countries. As CPAA Chairman and CEO, Y.K. Sapru said, "It's
aggressive patent policy makes Novartis responsible for the misery of
thousands of cancer patients in India today and if not restrained will
have similar effect at the global level."
Speech by Mr. Y. K.
Sapru, Chairman and CEO, CPAA India 24 January 2007 - Davos, Switzerland:
Novartis, through its actions of pricing Glivec a life saving drug for CML (Chronic Myeloid Leukemia) patients at an astronomical rate has inflicted misery, ill health, poverty and even death on thousands of sick cancer patients in India. If they are not restrained even greater misery, greater agony and widespread deaths will inflict millions of human beings at a global level.
The Glivec Story
In 2001, Novartis introduced Glivec (Imatinib Mesylate) in India - A wonder drug producing remission in over 90% of CML patients. Novartis priced Glivec at US$ 2500 for 1 month's treatment to be taken life long to keep the patient alive. In a developing country like India where there is no health insurance for a vast majority of the population, the pricing of Glivec was just out of reach for nearly everyone.

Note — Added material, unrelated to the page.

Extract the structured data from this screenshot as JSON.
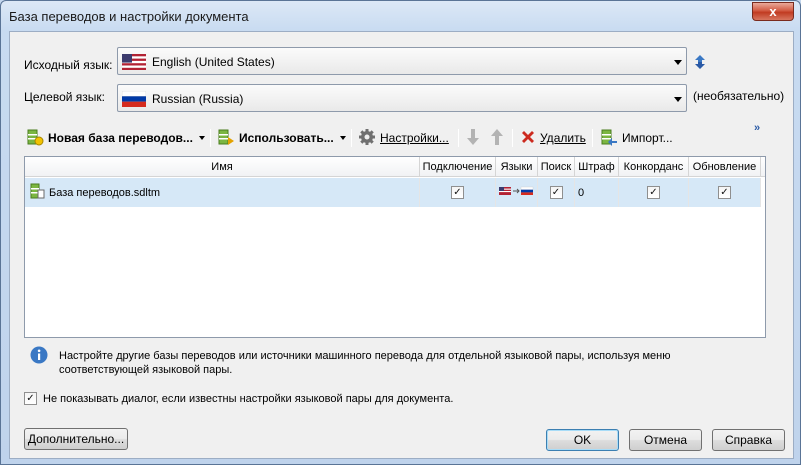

Fortunately, almost simultaneously, 9 Indian companies started manufacturing its generic versions priced at an affordable US$ 180 for 1 month's treatment.
In 1998, Novartis applied in India for a patent for Glivec and was granted Exclusive Marketing Rights (EMR) in January 2003. As a result Indian courts forbade 6 out of 9 generic producers to market Imatanib Mesylate.
As a result: The 3 generic companies could not cover the entire country, CPAA and other charitable agencies could not take up the burden of supplying the drug at subsidized rates or free. Thousands of CML patients suffered and many became bankrupt as they tried to buy Glivec and many even died.
CPAA went to the Supreme Court of India against granting of EMR to Novartis.
In March 2005, the Indian Parliament passed the Indian Patent Act.
In January 2006, The Patent Controller of India rejected the patent application of Novartis for Glivec after evaluating all the points raised by CPAA. As a result once again generic versions of Glivec were available in the Indian market at affordable prices.
In May 2006, Novartis appealed against this judgment and also filed a case against the Indian Patent Act. CPAA, MSF, Oxfam & other NGOs launched a global agitation against Novartis.
In case Novartis wins both these cases in India, not only will thousands of CML patients die but 100s of life saving drugs currently available at affordable prices will get patent protection and will become unaffordable to patients suffering from life threatening diseases such as TB, Aids etc. There will be more misery - more poverty, more agony and more deaths at global level, which will be a major catastrophe.
PRESS UPDATE : CPAA SENDS DEFAMATION NOTICE TO NOVARTIS